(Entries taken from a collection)

___

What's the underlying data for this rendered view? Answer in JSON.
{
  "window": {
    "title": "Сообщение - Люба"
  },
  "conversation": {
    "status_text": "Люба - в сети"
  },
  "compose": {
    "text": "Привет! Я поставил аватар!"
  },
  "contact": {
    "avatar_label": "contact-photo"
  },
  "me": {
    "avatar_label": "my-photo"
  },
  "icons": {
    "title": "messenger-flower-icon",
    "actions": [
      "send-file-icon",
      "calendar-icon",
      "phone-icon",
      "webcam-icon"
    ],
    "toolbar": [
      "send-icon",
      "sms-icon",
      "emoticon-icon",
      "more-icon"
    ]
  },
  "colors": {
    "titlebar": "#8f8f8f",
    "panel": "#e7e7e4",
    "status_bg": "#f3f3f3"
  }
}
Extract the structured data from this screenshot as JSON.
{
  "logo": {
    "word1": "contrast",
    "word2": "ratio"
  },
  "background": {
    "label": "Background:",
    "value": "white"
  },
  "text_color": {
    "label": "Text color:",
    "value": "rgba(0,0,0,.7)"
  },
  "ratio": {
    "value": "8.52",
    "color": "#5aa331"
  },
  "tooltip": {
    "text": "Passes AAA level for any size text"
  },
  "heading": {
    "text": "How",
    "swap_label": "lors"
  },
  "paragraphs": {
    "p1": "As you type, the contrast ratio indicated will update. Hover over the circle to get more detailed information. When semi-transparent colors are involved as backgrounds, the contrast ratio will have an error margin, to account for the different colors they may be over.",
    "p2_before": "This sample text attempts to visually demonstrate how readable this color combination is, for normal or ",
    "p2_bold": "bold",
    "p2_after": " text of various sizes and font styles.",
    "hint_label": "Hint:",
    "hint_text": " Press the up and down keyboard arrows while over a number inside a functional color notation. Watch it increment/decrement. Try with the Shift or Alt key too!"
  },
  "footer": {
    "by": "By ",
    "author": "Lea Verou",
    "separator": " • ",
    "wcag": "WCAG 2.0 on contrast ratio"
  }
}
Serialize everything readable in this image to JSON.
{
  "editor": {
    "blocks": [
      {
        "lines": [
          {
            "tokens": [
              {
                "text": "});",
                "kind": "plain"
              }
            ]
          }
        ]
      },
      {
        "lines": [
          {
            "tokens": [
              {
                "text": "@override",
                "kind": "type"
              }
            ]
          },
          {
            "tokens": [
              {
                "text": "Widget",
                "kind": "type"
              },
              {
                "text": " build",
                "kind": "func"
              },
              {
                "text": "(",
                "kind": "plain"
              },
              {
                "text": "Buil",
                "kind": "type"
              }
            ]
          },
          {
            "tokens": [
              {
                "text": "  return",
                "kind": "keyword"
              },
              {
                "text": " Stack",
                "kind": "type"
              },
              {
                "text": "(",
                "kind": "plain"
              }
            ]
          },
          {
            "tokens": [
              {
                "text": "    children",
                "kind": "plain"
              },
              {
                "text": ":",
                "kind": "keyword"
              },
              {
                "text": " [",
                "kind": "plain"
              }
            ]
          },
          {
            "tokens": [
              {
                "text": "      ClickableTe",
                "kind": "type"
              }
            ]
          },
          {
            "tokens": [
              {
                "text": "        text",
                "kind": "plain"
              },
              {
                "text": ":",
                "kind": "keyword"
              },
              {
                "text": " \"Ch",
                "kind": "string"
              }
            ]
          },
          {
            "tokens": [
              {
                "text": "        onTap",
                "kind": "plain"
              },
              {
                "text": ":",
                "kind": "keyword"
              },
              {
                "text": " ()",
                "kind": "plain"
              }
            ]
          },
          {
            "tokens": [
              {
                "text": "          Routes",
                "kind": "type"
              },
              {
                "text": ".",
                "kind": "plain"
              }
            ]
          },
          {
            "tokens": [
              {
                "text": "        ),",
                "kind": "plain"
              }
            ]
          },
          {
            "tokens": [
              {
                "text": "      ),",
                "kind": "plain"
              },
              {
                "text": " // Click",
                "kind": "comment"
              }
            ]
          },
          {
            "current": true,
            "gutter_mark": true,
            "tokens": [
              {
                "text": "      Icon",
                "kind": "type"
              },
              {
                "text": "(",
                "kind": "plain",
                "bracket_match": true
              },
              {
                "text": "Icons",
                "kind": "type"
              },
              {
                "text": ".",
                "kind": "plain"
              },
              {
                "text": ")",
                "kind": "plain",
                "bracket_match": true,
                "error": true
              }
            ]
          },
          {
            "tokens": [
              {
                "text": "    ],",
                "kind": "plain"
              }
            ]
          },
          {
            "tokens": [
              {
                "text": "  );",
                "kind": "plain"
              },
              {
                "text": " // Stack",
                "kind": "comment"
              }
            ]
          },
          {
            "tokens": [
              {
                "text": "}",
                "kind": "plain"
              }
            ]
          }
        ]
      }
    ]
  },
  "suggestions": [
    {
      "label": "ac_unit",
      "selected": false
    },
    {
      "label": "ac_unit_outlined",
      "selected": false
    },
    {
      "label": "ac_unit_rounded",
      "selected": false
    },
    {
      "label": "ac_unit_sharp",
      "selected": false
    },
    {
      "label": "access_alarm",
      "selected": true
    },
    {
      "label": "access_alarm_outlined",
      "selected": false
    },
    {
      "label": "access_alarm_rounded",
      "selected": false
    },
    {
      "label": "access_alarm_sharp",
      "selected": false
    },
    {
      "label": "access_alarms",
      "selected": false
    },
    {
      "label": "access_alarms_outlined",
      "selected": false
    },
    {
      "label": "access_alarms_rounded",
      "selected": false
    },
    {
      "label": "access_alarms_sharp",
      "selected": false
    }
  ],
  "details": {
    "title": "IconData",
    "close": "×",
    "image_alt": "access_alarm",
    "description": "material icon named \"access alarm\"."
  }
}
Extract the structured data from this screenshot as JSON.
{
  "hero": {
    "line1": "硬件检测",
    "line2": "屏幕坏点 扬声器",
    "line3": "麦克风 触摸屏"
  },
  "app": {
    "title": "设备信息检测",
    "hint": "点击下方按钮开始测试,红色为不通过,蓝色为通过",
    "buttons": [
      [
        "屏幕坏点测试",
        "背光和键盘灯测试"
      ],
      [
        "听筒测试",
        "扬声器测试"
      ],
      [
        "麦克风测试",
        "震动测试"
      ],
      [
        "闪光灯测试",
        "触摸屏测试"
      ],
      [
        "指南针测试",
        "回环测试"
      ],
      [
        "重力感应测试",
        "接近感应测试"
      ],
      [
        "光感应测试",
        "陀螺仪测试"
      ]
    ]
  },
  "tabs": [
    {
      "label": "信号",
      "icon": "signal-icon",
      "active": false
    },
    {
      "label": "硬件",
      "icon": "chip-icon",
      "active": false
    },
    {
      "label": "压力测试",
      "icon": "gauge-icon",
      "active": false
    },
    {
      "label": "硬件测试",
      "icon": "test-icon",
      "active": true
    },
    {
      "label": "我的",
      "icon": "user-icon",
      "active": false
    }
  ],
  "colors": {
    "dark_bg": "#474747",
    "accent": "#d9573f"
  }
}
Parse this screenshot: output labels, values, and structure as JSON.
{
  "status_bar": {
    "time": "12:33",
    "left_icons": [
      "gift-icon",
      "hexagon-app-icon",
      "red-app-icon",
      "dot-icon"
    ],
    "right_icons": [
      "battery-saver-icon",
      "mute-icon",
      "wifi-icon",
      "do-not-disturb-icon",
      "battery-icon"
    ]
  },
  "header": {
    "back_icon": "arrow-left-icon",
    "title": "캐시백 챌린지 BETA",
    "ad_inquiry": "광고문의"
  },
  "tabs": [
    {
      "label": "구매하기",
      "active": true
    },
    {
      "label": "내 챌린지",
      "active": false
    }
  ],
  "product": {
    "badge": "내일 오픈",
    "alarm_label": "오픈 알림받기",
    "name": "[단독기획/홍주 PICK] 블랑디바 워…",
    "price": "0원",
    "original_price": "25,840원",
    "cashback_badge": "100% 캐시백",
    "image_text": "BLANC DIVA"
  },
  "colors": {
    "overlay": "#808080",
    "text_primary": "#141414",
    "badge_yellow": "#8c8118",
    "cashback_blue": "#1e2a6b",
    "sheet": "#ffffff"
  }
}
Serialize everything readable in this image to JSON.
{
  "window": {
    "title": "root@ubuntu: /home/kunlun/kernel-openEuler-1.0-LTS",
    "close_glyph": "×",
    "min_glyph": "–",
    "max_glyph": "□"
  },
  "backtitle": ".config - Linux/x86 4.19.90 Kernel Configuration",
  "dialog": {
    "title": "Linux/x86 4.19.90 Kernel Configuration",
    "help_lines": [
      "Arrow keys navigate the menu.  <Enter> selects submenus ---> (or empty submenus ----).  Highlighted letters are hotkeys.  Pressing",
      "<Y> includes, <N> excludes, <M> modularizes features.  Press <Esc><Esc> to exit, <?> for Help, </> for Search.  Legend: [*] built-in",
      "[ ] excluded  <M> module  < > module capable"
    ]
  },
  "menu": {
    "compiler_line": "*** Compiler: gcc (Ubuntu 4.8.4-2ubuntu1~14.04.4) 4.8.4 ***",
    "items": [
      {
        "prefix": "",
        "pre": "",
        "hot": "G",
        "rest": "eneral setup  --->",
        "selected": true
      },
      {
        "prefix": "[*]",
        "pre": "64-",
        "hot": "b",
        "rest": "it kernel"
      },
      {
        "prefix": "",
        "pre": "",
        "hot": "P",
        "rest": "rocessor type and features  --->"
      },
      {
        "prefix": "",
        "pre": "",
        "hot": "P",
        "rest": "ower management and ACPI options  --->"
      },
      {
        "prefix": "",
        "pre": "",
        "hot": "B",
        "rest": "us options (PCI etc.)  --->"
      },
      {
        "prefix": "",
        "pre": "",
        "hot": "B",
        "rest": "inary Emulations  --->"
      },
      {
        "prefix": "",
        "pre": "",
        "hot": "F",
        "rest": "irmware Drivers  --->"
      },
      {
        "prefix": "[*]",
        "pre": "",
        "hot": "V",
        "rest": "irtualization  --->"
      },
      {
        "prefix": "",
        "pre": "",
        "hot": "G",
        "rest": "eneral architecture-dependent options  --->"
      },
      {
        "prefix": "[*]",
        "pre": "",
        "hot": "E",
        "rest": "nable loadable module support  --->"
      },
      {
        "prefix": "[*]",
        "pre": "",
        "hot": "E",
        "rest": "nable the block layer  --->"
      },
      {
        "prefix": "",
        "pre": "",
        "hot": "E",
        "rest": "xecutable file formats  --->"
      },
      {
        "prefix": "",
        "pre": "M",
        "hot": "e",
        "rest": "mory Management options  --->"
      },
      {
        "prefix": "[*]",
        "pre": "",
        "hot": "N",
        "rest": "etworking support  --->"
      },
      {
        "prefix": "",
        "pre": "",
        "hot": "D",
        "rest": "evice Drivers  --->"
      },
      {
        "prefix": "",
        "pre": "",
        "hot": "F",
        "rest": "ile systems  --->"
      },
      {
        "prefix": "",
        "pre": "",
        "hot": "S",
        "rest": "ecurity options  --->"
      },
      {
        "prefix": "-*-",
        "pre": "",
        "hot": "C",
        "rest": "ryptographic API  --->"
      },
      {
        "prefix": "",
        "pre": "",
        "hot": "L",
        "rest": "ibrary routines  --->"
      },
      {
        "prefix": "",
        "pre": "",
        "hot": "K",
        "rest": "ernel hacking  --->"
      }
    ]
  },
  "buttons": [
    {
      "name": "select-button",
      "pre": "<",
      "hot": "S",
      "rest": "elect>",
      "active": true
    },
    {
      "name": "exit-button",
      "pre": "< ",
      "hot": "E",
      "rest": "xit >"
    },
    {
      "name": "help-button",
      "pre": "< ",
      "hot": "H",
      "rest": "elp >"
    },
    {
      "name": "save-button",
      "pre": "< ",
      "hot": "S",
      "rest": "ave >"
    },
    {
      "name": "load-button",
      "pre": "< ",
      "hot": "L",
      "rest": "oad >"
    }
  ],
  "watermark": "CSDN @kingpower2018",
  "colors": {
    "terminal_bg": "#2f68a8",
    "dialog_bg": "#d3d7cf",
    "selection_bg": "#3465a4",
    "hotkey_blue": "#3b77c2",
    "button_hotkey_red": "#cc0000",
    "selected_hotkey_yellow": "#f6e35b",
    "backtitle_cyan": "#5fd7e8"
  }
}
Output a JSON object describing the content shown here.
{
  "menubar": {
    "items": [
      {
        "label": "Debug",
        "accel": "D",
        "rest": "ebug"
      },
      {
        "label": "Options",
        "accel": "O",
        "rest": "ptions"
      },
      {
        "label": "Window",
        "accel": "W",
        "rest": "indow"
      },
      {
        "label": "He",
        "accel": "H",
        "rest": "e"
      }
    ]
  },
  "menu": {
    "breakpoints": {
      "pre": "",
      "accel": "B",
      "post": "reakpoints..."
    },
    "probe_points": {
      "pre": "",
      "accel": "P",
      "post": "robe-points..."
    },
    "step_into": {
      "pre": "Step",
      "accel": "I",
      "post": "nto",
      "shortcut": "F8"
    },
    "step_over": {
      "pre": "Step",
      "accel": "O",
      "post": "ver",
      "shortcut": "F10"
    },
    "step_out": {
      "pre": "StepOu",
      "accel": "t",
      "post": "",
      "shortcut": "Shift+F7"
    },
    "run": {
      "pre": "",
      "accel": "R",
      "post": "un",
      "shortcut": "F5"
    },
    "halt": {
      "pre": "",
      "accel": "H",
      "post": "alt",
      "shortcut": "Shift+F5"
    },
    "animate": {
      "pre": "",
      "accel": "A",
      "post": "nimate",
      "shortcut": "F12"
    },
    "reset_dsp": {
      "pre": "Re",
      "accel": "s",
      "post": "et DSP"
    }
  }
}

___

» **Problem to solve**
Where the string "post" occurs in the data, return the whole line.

» **Solution for this task**
      "post": "reakpoints..."
      "post": "robe-points..."
      "post": "nto",
      "post": "ver",
      "post": "",
      "post": "un",
      "post": "alt",
      "post": "nimate",
      "post": "et DSP"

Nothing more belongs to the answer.